_REQUIREMENT_. Within the material below, count each line holding the string "Choose" and return the total alone.
....................
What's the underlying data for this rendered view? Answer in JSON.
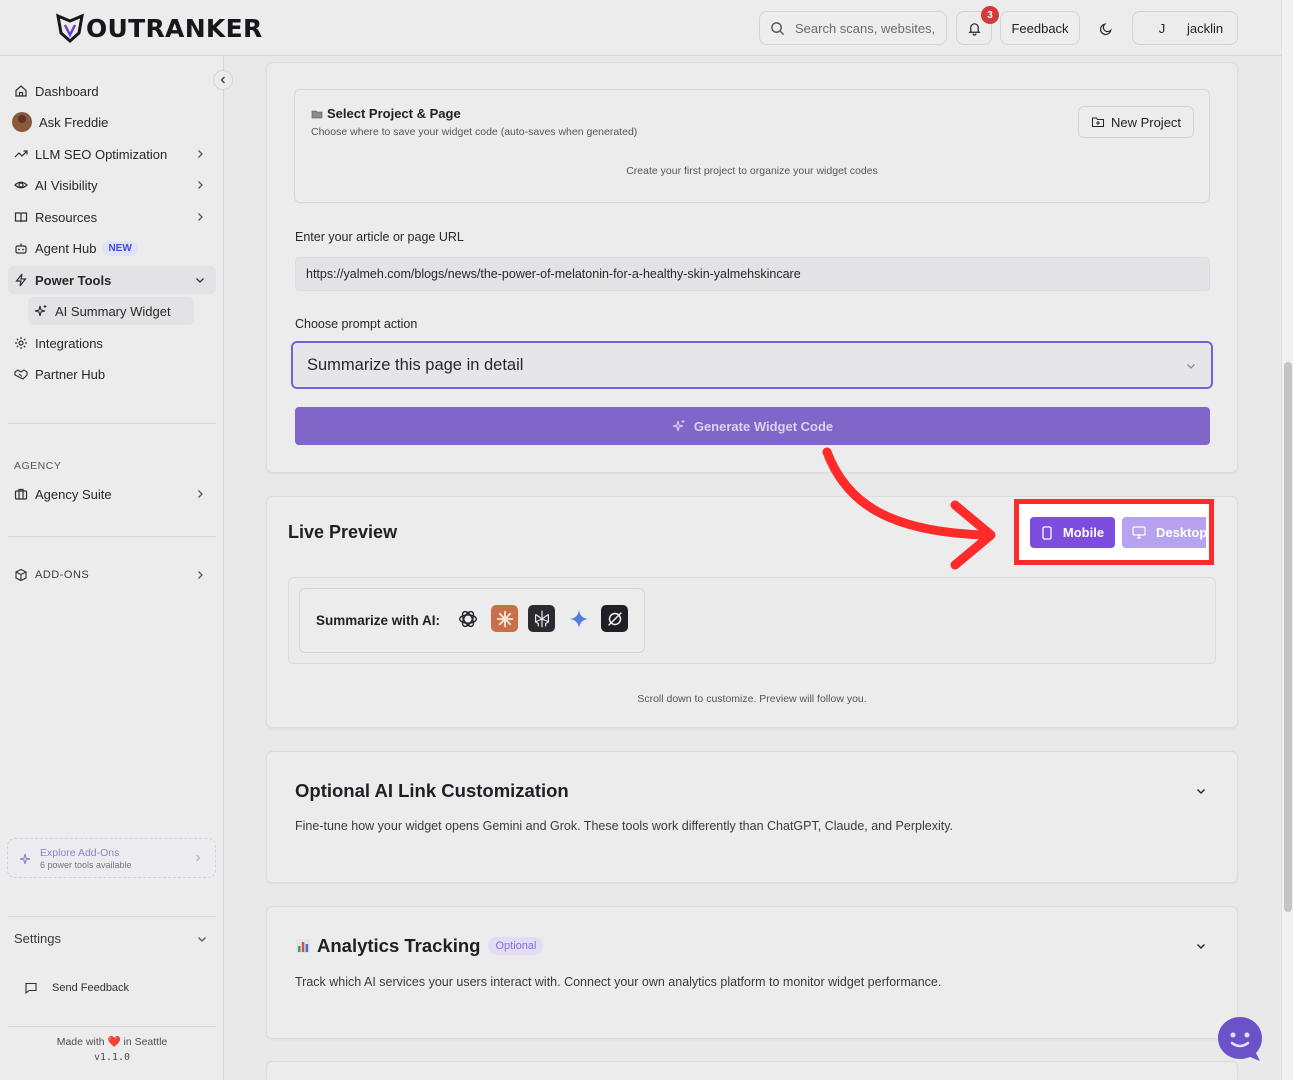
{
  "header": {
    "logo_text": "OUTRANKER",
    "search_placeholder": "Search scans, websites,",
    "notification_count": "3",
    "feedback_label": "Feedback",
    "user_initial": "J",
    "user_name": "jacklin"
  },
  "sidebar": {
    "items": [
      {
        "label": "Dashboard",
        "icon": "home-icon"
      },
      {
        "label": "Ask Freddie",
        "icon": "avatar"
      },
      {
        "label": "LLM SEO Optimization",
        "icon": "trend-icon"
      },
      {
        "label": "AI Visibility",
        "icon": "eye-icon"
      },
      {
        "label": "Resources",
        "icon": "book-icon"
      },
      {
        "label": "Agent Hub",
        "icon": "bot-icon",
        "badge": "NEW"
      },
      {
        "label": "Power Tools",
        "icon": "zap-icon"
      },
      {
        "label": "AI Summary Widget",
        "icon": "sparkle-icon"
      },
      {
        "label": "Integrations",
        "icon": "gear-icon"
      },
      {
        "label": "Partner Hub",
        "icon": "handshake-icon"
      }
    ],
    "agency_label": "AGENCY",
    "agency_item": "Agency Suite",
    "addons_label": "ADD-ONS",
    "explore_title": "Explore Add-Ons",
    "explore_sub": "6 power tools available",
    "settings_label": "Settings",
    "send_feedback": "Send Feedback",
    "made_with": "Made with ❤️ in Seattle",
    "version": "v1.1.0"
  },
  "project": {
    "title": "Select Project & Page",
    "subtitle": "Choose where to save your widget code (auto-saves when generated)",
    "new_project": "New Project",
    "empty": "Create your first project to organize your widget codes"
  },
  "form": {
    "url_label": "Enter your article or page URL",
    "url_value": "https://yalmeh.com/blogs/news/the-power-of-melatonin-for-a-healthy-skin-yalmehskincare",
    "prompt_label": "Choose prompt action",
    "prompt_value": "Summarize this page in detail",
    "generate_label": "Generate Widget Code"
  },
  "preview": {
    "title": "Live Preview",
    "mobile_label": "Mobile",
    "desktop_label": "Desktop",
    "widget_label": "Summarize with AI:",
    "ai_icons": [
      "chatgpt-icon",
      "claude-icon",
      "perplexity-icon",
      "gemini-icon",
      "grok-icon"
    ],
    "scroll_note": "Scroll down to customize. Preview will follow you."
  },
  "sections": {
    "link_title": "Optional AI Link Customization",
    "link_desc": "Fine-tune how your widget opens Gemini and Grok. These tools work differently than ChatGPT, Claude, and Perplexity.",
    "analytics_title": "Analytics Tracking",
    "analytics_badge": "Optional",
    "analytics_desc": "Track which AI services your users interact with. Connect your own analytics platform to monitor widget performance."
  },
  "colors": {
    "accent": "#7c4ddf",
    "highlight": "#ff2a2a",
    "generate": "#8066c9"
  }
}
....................
_ANSWER SECTION_. 2